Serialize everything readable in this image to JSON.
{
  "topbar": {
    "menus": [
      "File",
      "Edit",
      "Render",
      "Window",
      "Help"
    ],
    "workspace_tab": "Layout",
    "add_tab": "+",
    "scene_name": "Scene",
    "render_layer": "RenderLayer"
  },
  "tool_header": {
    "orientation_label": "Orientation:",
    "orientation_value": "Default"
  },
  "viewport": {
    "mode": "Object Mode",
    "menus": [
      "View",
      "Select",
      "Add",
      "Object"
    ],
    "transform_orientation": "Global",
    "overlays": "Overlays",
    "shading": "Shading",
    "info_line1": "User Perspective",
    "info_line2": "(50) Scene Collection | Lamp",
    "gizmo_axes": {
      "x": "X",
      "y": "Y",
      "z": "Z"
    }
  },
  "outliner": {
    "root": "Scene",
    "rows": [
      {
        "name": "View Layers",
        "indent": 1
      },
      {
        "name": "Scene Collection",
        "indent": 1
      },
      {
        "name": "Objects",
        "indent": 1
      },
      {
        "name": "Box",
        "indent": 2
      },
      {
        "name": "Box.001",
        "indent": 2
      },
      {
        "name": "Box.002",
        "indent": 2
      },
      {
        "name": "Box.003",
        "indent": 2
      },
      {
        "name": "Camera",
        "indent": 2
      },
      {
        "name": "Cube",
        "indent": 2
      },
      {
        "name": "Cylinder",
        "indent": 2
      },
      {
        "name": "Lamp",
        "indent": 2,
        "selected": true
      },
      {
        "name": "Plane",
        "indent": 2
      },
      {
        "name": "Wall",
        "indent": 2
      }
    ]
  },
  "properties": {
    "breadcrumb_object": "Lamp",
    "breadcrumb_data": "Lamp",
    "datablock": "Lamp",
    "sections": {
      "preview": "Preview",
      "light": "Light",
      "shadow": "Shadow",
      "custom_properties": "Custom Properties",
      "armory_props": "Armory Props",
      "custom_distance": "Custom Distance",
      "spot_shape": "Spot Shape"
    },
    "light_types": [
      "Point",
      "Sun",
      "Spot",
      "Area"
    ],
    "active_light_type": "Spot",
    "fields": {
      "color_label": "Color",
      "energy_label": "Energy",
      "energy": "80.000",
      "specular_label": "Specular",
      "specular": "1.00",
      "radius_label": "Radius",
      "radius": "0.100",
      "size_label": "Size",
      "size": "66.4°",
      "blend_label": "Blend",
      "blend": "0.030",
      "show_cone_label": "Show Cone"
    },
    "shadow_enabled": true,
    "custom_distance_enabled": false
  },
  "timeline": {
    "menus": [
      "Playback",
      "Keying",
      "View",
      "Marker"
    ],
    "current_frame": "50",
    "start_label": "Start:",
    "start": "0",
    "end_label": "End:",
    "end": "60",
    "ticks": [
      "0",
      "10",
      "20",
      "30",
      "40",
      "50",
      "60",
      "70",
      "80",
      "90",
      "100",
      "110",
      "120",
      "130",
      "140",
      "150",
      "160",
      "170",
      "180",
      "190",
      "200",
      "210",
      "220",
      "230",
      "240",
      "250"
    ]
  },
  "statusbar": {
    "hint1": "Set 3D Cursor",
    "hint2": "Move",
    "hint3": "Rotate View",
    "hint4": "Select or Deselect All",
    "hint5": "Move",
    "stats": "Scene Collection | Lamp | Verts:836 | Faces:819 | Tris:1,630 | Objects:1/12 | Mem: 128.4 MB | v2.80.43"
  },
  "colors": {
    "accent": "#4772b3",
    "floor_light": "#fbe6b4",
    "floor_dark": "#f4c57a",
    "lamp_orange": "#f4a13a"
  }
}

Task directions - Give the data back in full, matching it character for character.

Solved problem -
Serialize everything readable in this image to JSON.
{
  "topbar": {
    "menus": [
      "File",
      "Edit",
      "Render",
      "Window",
      "Help"
    ],
    "workspace_tab": "Layout",
    "add_tab": "+",
    "scene_name": "Scene",
    "render_layer": "RenderLayer"
  },
  "tool_header": {
    "orientation_label": "Orientation:",
    "orientation_value": "Default"
  },
  "viewport": {
    "mode": "Object Mode",
    "menus": [
      "View",
      "Select",
      "Add",
      "Object"
    ],
    "transform_orientation": "Global",
    "overlays": "Overlays",
    "shading": "Shading",
    "info_line1": "User Perspective",
    "info_line2": "(50) Scene Collection | Lamp",
    "gizmo_axes": {
      "x": "X",
      "y": "Y",
      "z": "Z"
    }
  },
  "outliner": {
    "root": "Scene",
    "rows": [
      {
        "name": "View Layers",
        "indent": 1
      },
      {
        "name": "Scene Collection",
        "indent": 1
      },
      {
        "name": "Objects",
        "indent": 1
      },
      {
        "name": "Box",
        "indent": 2
      },
      {
        "name": "Box.001",
        "indent": 2
      },
      {
        "name": "Box.002",
        "indent": 2
      },
      {
        "name": "Box.003",
        "indent": 2
      },
      {
        "name": "Camera",
        "indent": 2
      },
      {
        "name": "Cube",
        "indent": 2
      },
      {
        "name": "Cylinder",
        "indent": 2
      },
      {
        "name": "Lamp",
        "indent": 2,
        "selected": true
      },
      {
        "name": "Plane",
        "indent": 2
      },
      {
        "name": "Wall",
        "indent": 2
      }
    ]
  },
  "properties": {
    "breadcrumb_object": "Lamp",
    "breadcrumb_data": "Lamp",
    "datablock": "Lamp",
    "sections": {
      "preview": "Preview",
      "light": "Light",
      "shadow": "Shadow",
      "custom_properties": "Custom Properties",
      "armory_props": "Armory Props",
      "custom_distance": "Custom Distance",
      "spot_shape": "Spot Shape"
    },
    "light_types": [
      "Point",
      "Sun",
      "Spot",
      "Area"
    ],
    "active_light_type": "Spot",
    "fields": {
      "color_label": "Color",
      "energy_label": "Energy",
      "energy": "80.000",
      "specular_label": "Specular",
      "specular": "1.00",
      "radius_label": "Radius",
      "radius": "0.100",
      "size_label": "Size",
      "size": "66.4°",
      "blend_label": "Blend",
      "blend": "0.030",
      "show_cone_label": "Show Cone"
    },
    "shadow_enabled": true,
    "custom_distance_enabled": false
  },
  "timeline": {
    "menus": [
      "Playback",
      "Keying",
      "View",
      "Marker"
    ],
    "current_frame": "50",
    "start_label": "Start:",
    "start": "0",
    "end_label": "End:",
    "end": "60",
    "ticks": [
      "0",
      "10",
      "20",
      "30",
      "40",
      "50",
      "60",
      "70",
      "80",
      "90",
      "100",
      "110",
      "120",
      "130",
      "140",
      "150",
      "160",
      "170",
      "180",
      "190",
      "200",
      "210",
      "220",
      "230",
      "240",
      "250"
    ]
  },
  "statusbar": {
    "hint1": "Set 3D Cursor",
    "hint2": "Move",
    "hint3": "Rotate View",
    "hint4": "Select or Deselect All",
    "hint5": "Move",
    "stats": "Scene Collection | Lamp | Verts:836 | Faces:819 | Tris:1,630 | Objects:1/12 | Mem: 128.4 MB | v2.80.43"
  },
  "colors": {
    "accent": "#4772b3",
    "floor_light": "#fbe6b4",
    "floor_dark": "#f4c57a",
    "lamp_orange": "#f4a13a"
  }
}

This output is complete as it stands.